Activity |
The reply is to be an exact repetition of the entries that follow, with each picture left out.

Supplied data |
※ ※ ※

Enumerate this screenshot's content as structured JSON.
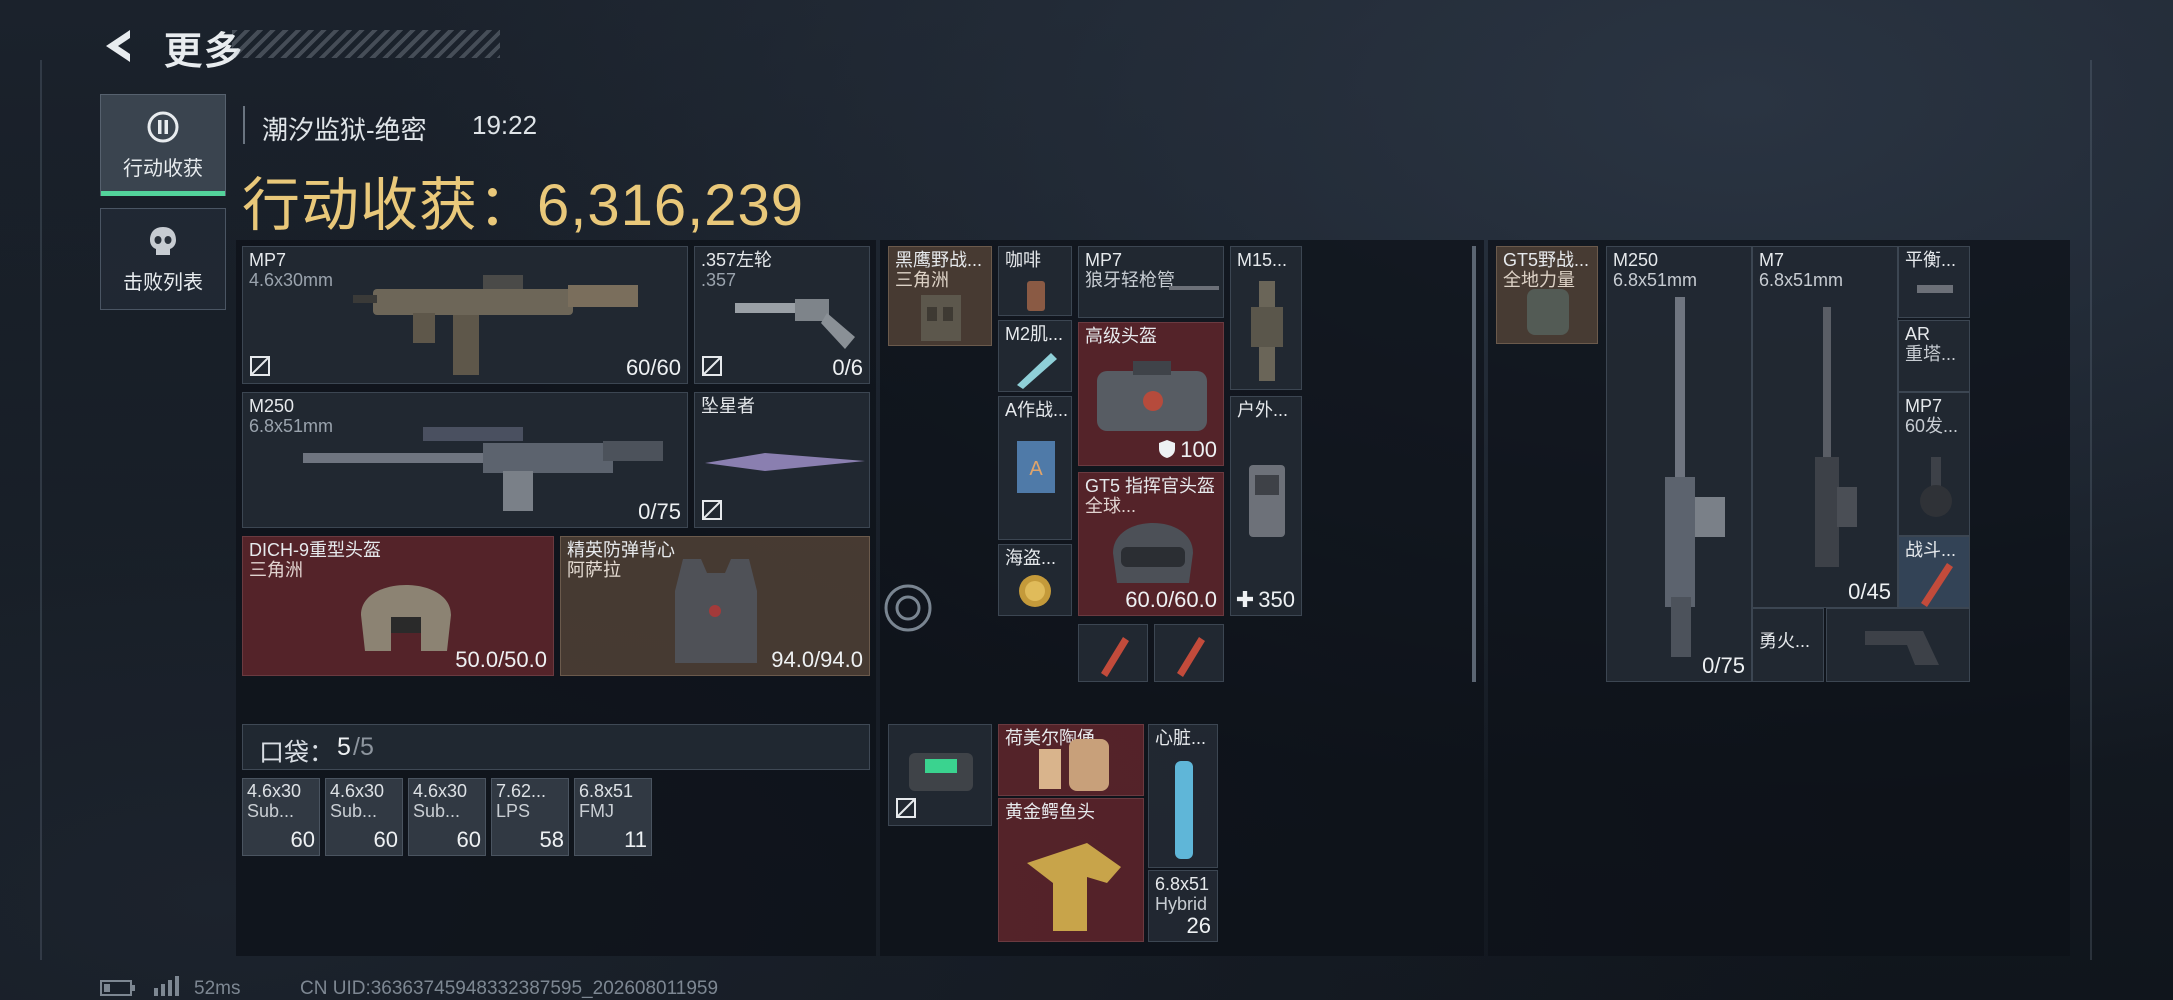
{
  "header": {
    "title": "更多"
  },
  "sidebar": {
    "tabs": [
      {
        "label": "行动收获",
        "active": true
      },
      {
        "label": "击败列表",
        "active": false
      }
    ]
  },
  "info": {
    "map": "潮汐监狱-绝密",
    "time": "19:22",
    "haul_label": "行动收获：",
    "haul_value": "6,316,239"
  },
  "loadout": {
    "primary": {
      "name": "MP7",
      "sub": "4.6x30mm",
      "ammo": "60/60"
    },
    "sidearm": {
      "name": ".357左轮",
      "sub": ".357",
      "ammo": "0/6"
    },
    "secondary": {
      "name": "M250",
      "sub": "6.8x51mm",
      "ammo": "0/75"
    },
    "melee": {
      "name": "坠星者"
    },
    "helmet": {
      "name": "DICH-9重型头盔",
      "sub": "三角洲",
      "durability": "50.0/50.0"
    },
    "armor": {
      "name": "精英防弹背心",
      "sub": "阿萨拉",
      "durability": "94.0/94.0"
    }
  },
  "pocket": {
    "label": "口袋：",
    "count": "5",
    "capacity": "/5",
    "items": [
      {
        "name": "4.6x30",
        "sub": "Sub...",
        "qty": "60"
      },
      {
        "name": "4.6x30",
        "sub": "Sub...",
        "qty": "60"
      },
      {
        "name": "4.6x30",
        "sub": "Sub...",
        "qty": "60"
      },
      {
        "name": "7.62...",
        "sub": "LPS",
        "qty": "58"
      },
      {
        "name": "6.8x51",
        "sub": "FMJ",
        "qty": "11"
      }
    ]
  },
  "rig": {
    "chest": {
      "name": "黑鹰野战...",
      "sub": "三角洲"
    },
    "coffee": {
      "name": "咖啡"
    },
    "mp7_barrel": {
      "name": "MP7",
      "sub": "狼牙轻枪管"
    },
    "m15": {
      "name": "M15..."
    },
    "m2": {
      "name": "M2肌..."
    },
    "adv_helmet": {
      "name": "高级头盔",
      "value": "100"
    },
    "a_card": {
      "name": "A作战..."
    },
    "outdoor": {
      "name": "户外...",
      "value": "350"
    },
    "gt5_helmet": {
      "name": "GT5 指挥官头盔",
      "sub": "全球...",
      "durability": "60.0/60.0"
    },
    "pirate": {
      "name": "海盗..."
    }
  },
  "backpack_slot": {},
  "case": {
    "jar": {
      "name": "荷美尔陶俑"
    },
    "heart": {
      "name": "心脏..."
    },
    "croc": {
      "name": "黄金鳄鱼头"
    },
    "ammo": {
      "name": "6.8x51",
      "sub": "Hybrid",
      "qty": "26"
    }
  },
  "backpack": {
    "bag": {
      "name": "GT5野战...",
      "sub": "全地力量"
    },
    "m250": {
      "name": "M250",
      "sub": "6.8x51mm",
      "ammo": "0/75"
    },
    "m7": {
      "name": "M7",
      "sub": "6.8x51mm",
      "ammo": "0/45"
    },
    "balance": {
      "name": "平衡..."
    },
    "ar": {
      "name": "AR",
      "sub": "重塔..."
    },
    "mp7_mag": {
      "name": "MP7",
      "sub": "60发..."
    },
    "combat": {
      "name": "战斗..."
    },
    "brave": {
      "name": "勇火..."
    }
  },
  "status_bar": {
    "ping": "52ms",
    "uid": "CN UID:3636374594833238​7595_202608011959"
  },
  "colors": {
    "accent_green": "#53d39b",
    "gold": "#e9c87a",
    "red_slot": "#60262c",
    "brown_slot": "#4e4036"
  }
}
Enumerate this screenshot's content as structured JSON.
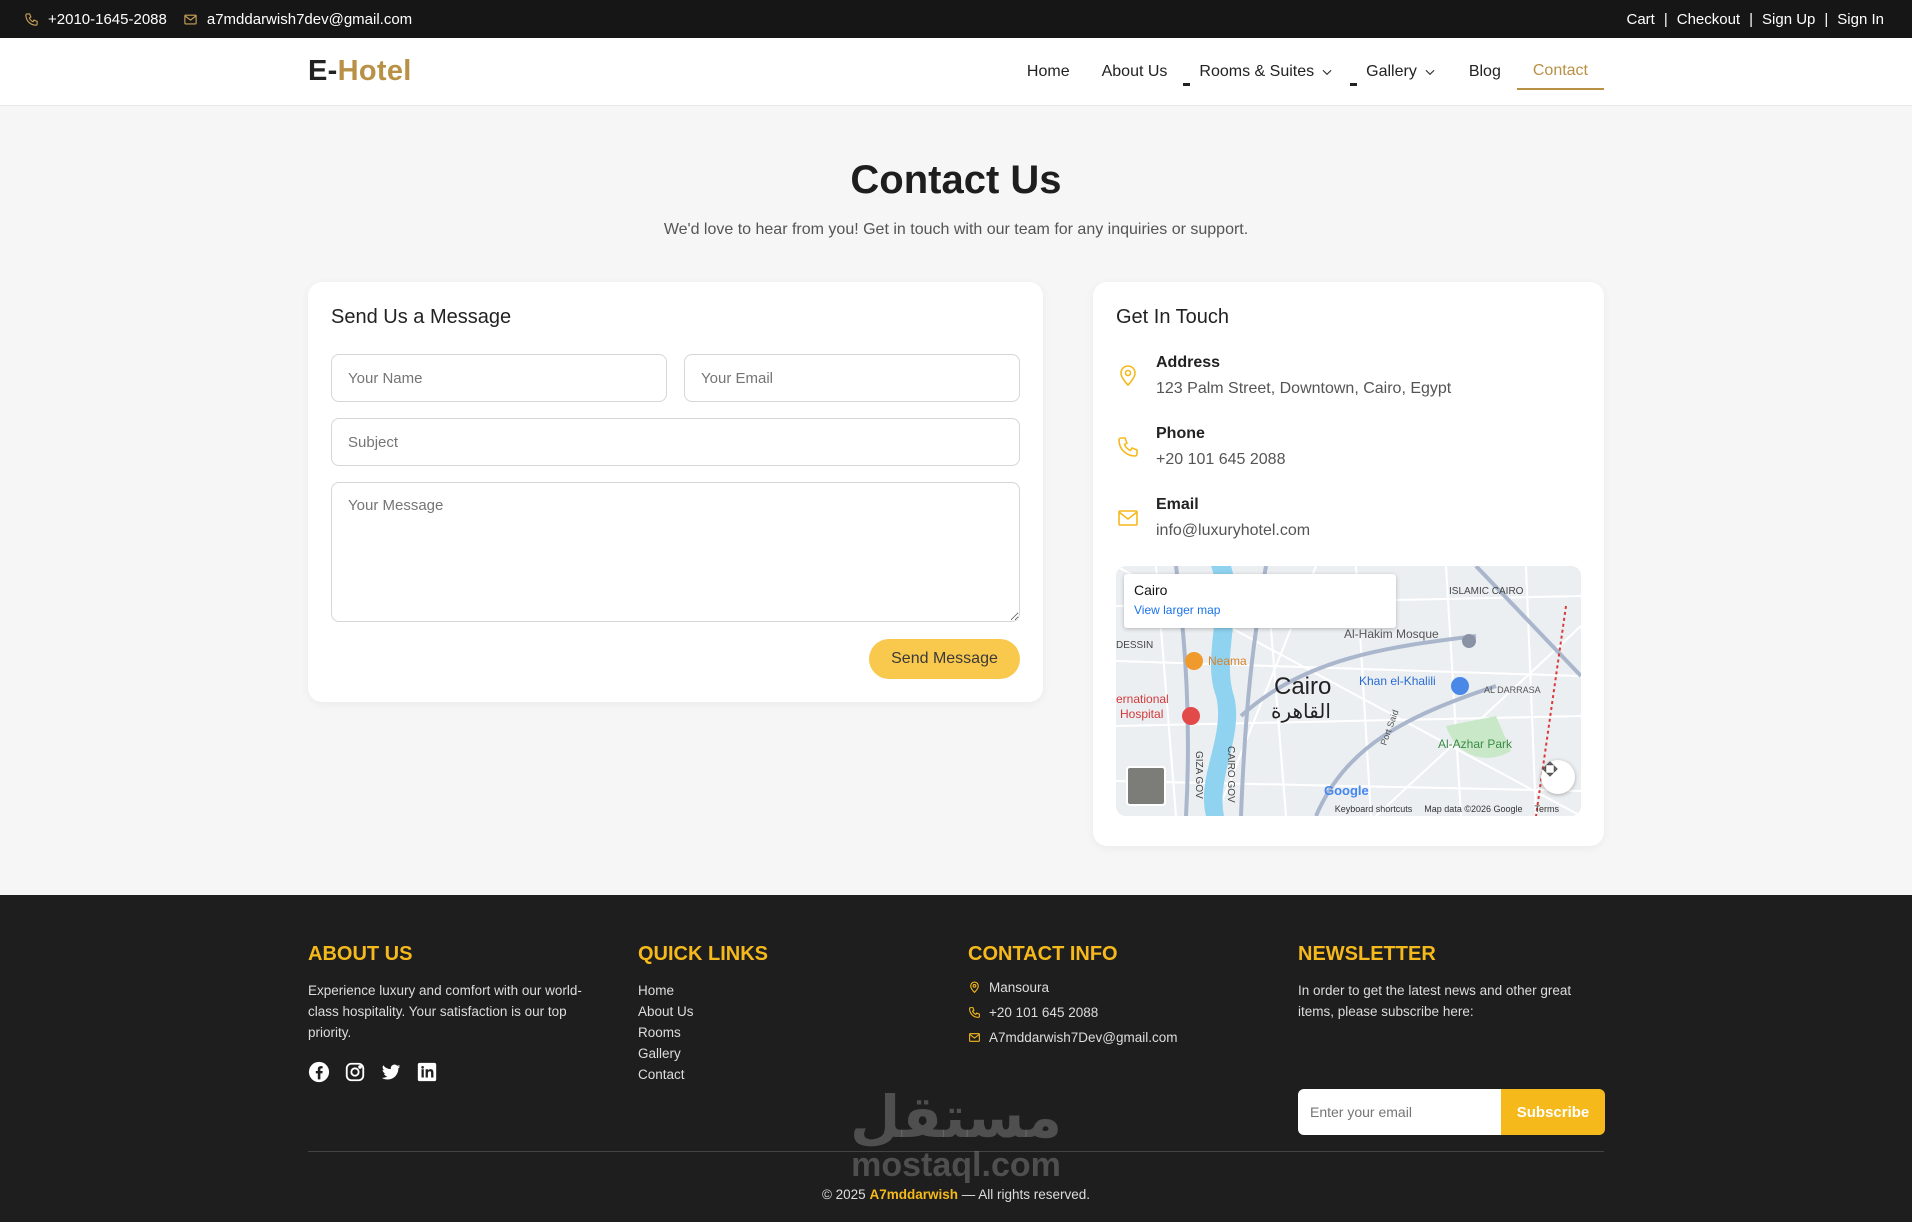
{
  "topbar": {
    "phone": "+2010-1645-2088",
    "email": "a7mddarwish7dev@gmail.com",
    "links": [
      "Cart",
      "Checkout",
      "Sign Up",
      "Sign In"
    ],
    "separator": "|"
  },
  "brand": {
    "prefix": "E-",
    "name": "Hotel",
    "accent_color": "#b89046"
  },
  "nav": {
    "home": "Home",
    "about": "About Us",
    "rooms": "Rooms & Suites",
    "gallery": "Gallery",
    "blog": "Blog",
    "contact": "Contact",
    "active": "Contact"
  },
  "hero": {
    "title": "Contact Us",
    "subtitle": "We'd love to hear from you! Get in touch with our team for any inquiries or support."
  },
  "form": {
    "title": "Send Us a Message",
    "name_placeholder": "Your Name",
    "email_placeholder": "Your Email",
    "subject_placeholder": "Subject",
    "message_placeholder": "Your Message",
    "submit_label": "Send Message",
    "button_color": "#f9c94e"
  },
  "contact": {
    "title": "Get In Touch",
    "address_label": "Address",
    "address_value": "123 Palm Street, Downtown, Cairo, Egypt",
    "phone_label": "Phone",
    "phone_value": "+20 101 645 2088",
    "email_label": "Email",
    "email_value": "info@luxuryhotel.com",
    "icon_color": "#f6b91c"
  },
  "map": {
    "popup_title": "Cairo",
    "popup_link": "View larger map",
    "city_label": "Cairo",
    "city_label_ar": "القاهرة",
    "places": [
      "ISLAMIC CAIRO",
      "Al-Hakim Mosque",
      "Khan el-Khalili",
      "AL DARRASA",
      "Al-Azhar Park",
      "Neama",
      "ernational",
      "Hospital",
      "DESSIN",
      "GIZA GOV",
      "CAIRO GOV",
      "Port Said"
    ],
    "logo": "Google",
    "attribution": [
      "Keyboard shortcuts",
      "Map data ©2026 Google",
      "Terms"
    ]
  },
  "footer": {
    "about_title": "ABOUT US",
    "about_text": "Experience luxury and comfort with our world-class hospitality. Your satisfaction is our top priority.",
    "links_title": "QUICK LINKS",
    "links": [
      "Home",
      "About Us",
      "Rooms",
      "Gallery",
      "Contact"
    ],
    "contact_title": "CONTACT INFO",
    "contact_location": "Mansoura",
    "contact_phone": "+20 101 645 2088",
    "contact_email": "A7mddarwish7Dev@gmail.com",
    "newsletter_title": "NEWSLETTER",
    "newsletter_text": "In order to get the latest news and other great items, please subscribe here:",
    "newsletter_placeholder": "Enter your email",
    "subscribe_label": "Subscribe",
    "copyright_prefix": "© 2025",
    "copyright_name": "A7mddarwish",
    "copyright_suffix": "— All rights reserved.",
    "accent_color": "#f6b91c",
    "socials": [
      "facebook-icon",
      "instagram-icon",
      "twitter-icon",
      "linkedin-icon"
    ]
  },
  "watermark": {
    "arabic": "مستقل",
    "latin": "mostaql.com"
  }
}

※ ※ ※

Answer below |
Enumerate this screenshot's content as structured JSON.
{
  "header": {
    "title": "更多"
  },
  "sidebar": {
    "tabs": [
      {
        "label": "行动收获",
        "active": true
      },
      {
        "label": "击败列表",
        "active": false
      }
    ]
  },
  "info": {
    "map": "潮汐监狱-绝密",
    "time": "19:22",
    "haul_label": "行动收获：",
    "haul_value": "6,316,239"
  },
  "loadout": {
    "primary": {
      "name": "MP7",
      "sub": "4.6x30mm",
      "ammo": "60/60"
    },
    "sidearm": {
      "name": ".357左轮",
      "sub": ".357",
      "ammo": "0/6"
    },
    "secondary": {
      "name": "M250",
      "sub": "6.8x51mm",
      "ammo": "0/75"
    },
    "melee": {
      "name": "坠星者"
    },
    "helmet": {
      "name": "DICH-9重型头盔",
      "sub": "三角洲",
      "durability": "50.0/50.0"
    },
    "armor": {
      "name": "精英防弹背心",
      "sub": "阿萨拉",
      "durability": "94.0/94.0"
    }
  },
  "pocket": {
    "label": "口袋：",
    "count": "5",
    "capacity": "/5",
    "items": [
      {
        "name": "4.6x30",
        "sub": "Sub...",
        "qty": "60"
      },
      {
        "name": "4.6x30",
        "sub": "Sub...",
        "qty": "60"
      },
      {
        "name": "4.6x30",
        "sub": "Sub...",
        "qty": "60"
      },
      {
        "name": "7.62...",
        "sub": "LPS",
        "qty": "58"
      },
      {
        "name": "6.8x51",
        "sub": "FMJ",
        "qty": "11"
      }
    ]
  },
  "rig": {
    "chest": {
      "name": "黑鹰野战...",
      "sub": "三角洲"
    },
    "coffee": {
      "name": "咖啡"
    },
    "mp7_barrel": {
      "name": "MP7",
      "sub": "狼牙轻枪管"
    },
    "m15": {
      "name": "M15..."
    },
    "m2": {
      "name": "M2肌..."
    },
    "adv_helmet": {
      "name": "高级头盔",
      "value": "100"
    },
    "a_card": {
      "name": "A作战..."
    },
    "outdoor": {
      "name": "户外...",
      "value": "350"
    },
    "gt5_helmet": {
      "name": "GT5 指挥官头盔",
      "sub": "全球...",
      "durability": "60.0/60.0"
    },
    "pirate": {
      "name": "海盗..."
    }
  },
  "backpack_slot": {},
  "case": {
    "jar": {
      "name": "荷美尔陶俑"
    },
    "heart": {
      "name": "心脏..."
    },
    "croc": {
      "name": "黄金鳄鱼头"
    },
    "ammo": {
      "name": "6.8x51",
      "sub": "Hybrid",
      "qty": "26"
    }
  },
  "backpack": {
    "bag": {
      "name": "GT5野战...",
      "sub": "全地力量"
    },
    "m250": {
      "name": "M250",
      "sub": "6.8x51mm",
      "ammo": "0/75"
    },
    "m7": {
      "name": "M7",
      "sub": "6.8x51mm",
      "ammo": "0/45"
    },
    "balance": {
      "name": "平衡..."
    },
    "ar": {
      "name": "AR",
      "sub": "重塔..."
    },
    "mp7_mag": {
      "name": "MP7",
      "sub": "60发..."
    },
    "combat": {
      "name": "战斗..."
    },
    "brave": {
      "name": "勇火..."
    }
  },
  "status_bar": {
    "ping": "52ms",
    "uid": "CN UID:3636374594833238​7595_202608011959"
  },
  "colors": {
    "accent_green": "#53d39b",
    "gold": "#e9c87a",
    "red_slot": "#60262c",
    "brown_slot": "#4e4036"
  }
}
Enumerate this screenshot's content as structured JSON.
{
  "topbar": {
    "phone": "+2010-1645-2088",
    "email": "a7mddarwish7dev@gmail.com",
    "links": [
      "Cart",
      "Checkout",
      "Sign Up",
      "Sign In"
    ],
    "separator": "|"
  },
  "brand": {
    "prefix": "E-",
    "name": "Hotel",
    "accent_color": "#b89046"
  },
  "nav": {
    "home": "Home",
    "about": "About Us",
    "rooms": "Rooms & Suites",
    "gallery": "Gallery",
    "blog": "Blog",
    "contact": "Contact",
    "active": "Contact"
  },
  "hero": {
    "title": "Contact Us",
    "subtitle": "We'd love to hear from you! Get in touch with our team for any inquiries or support."
  },
  "form": {
    "title": "Send Us a Message",
    "name_placeholder": "Your Name",
    "email_placeholder": "Your Email",
    "subject_placeholder": "Subject",
    "message_placeholder": "Your Message",
    "submit_label": "Send Message",
    "button_color": "#f9c94e"
  },
  "contact": {
    "title": "Get In Touch",
    "address_label": "Address",
    "address_value": "123 Palm Street, Downtown, Cairo, Egypt",
    "phone_label": "Phone",
    "phone_value": "+20 101 645 2088",
    "email_label": "Email",
    "email_value": "info@luxuryhotel.com",
    "icon_color": "#f6b91c"
  },
  "map": {
    "popup_title": "Cairo",
    "popup_link": "View larger map",
    "city_label": "Cairo",
    "city_label_ar": "القاهرة",
    "places": [
      "ISLAMIC CAIRO",
      "Al-Hakim Mosque",
      "Khan el-Khalili",
      "AL DARRASA",
      "Al-Azhar Park",
      "Neama",
      "ernational",
      "Hospital",
      "DESSIN",
      "GIZA GOV",
      "CAIRO GOV",
      "Port Said"
    ],
    "logo": "Google",
    "attribution": [
      "Keyboard shortcuts",
      "Map data ©2026 Google",
      "Terms"
    ]
  },
  "footer": {
    "about_title": "ABOUT US",
    "about_text": "Experience luxury and comfort with our world-class hospitality. Your satisfaction is our top priority.",
    "links_title": "QUICK LINKS",
    "links": [
      "Home",
      "About Us",
      "Rooms",
      "Gallery",
      "Contact"
    ],
    "contact_title": "CONTACT INFO",
    "contact_location": "Mansoura",
    "contact_phone": "+20 101 645 2088",
    "contact_email": "A7mddarwish7Dev@gmail.com",
    "newsletter_title": "NEWSLETTER",
    "newsletter_text": "In order to get the latest news and other great items, please subscribe here:",
    "newsletter_placeholder": "Enter your email",
    "subscribe_label": "Subscribe",
    "copyright_prefix": "© 2025",
    "copyright_name": "A7mddarwish",
    "copyright_suffix": "— All rights reserved.",
    "accent_color": "#f6b91c",
    "socials": [
      "facebook-icon",
      "instagram-icon",
      "twitter-icon",
      "linkedin-icon"
    ]
  },
  "watermark": {
    "arabic": "مستقل",
    "latin": "mostaql.com"
  }
}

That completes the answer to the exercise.